Data about app and page elements
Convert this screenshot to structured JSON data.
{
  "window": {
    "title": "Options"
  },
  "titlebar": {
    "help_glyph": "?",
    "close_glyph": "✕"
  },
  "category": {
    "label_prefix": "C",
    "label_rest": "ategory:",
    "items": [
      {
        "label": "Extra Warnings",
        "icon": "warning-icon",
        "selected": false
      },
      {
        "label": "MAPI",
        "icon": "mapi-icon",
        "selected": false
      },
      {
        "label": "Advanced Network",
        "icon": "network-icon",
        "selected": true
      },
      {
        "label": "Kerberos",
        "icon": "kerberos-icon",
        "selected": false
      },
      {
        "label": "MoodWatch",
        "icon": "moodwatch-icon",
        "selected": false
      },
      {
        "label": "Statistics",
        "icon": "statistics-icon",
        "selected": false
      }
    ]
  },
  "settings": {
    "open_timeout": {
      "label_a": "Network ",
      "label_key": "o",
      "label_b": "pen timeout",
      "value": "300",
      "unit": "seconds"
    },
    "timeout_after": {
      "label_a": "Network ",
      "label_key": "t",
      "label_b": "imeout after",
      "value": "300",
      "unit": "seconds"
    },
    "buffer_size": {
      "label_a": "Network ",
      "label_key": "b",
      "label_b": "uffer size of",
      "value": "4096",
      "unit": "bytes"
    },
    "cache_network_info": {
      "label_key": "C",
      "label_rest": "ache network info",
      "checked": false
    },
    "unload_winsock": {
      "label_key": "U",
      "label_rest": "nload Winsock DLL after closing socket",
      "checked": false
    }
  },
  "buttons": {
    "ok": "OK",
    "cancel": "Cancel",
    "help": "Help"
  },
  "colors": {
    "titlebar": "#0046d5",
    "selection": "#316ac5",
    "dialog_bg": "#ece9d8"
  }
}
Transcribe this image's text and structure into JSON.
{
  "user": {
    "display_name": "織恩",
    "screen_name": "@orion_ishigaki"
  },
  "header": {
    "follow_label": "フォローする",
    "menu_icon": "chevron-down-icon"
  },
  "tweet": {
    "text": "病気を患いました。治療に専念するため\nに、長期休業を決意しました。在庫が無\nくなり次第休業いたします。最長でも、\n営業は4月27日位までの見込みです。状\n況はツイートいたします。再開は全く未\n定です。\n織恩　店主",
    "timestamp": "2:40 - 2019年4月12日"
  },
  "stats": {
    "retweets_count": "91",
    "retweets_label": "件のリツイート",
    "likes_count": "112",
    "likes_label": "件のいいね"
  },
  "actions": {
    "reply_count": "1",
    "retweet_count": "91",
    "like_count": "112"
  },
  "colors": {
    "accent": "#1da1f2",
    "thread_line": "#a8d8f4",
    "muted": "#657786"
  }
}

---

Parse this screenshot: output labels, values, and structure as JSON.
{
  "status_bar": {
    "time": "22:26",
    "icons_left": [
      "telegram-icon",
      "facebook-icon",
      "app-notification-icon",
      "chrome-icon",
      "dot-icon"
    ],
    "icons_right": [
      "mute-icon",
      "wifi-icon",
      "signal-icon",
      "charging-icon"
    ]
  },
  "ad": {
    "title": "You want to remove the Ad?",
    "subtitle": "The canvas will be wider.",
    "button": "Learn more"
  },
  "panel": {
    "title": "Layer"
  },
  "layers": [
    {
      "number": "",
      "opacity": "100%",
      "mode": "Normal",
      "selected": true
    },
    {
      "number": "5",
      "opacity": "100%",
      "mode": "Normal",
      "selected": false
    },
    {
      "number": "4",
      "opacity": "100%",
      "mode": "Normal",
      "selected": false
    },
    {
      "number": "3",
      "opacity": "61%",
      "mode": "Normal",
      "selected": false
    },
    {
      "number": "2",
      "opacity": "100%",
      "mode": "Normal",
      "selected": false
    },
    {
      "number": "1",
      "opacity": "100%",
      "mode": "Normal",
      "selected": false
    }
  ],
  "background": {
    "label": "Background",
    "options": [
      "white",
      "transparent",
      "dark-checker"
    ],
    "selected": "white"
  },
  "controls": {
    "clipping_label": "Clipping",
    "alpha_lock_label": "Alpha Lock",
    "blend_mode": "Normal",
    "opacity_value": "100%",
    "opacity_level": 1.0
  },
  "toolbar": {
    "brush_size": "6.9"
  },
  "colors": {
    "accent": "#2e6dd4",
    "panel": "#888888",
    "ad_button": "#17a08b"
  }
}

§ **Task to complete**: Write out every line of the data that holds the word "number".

§ **Output of the task**:
      "number": "",
      "number": "5",
      "number": "4",
      "number": "3",
      "number": "2",
      "number": "1",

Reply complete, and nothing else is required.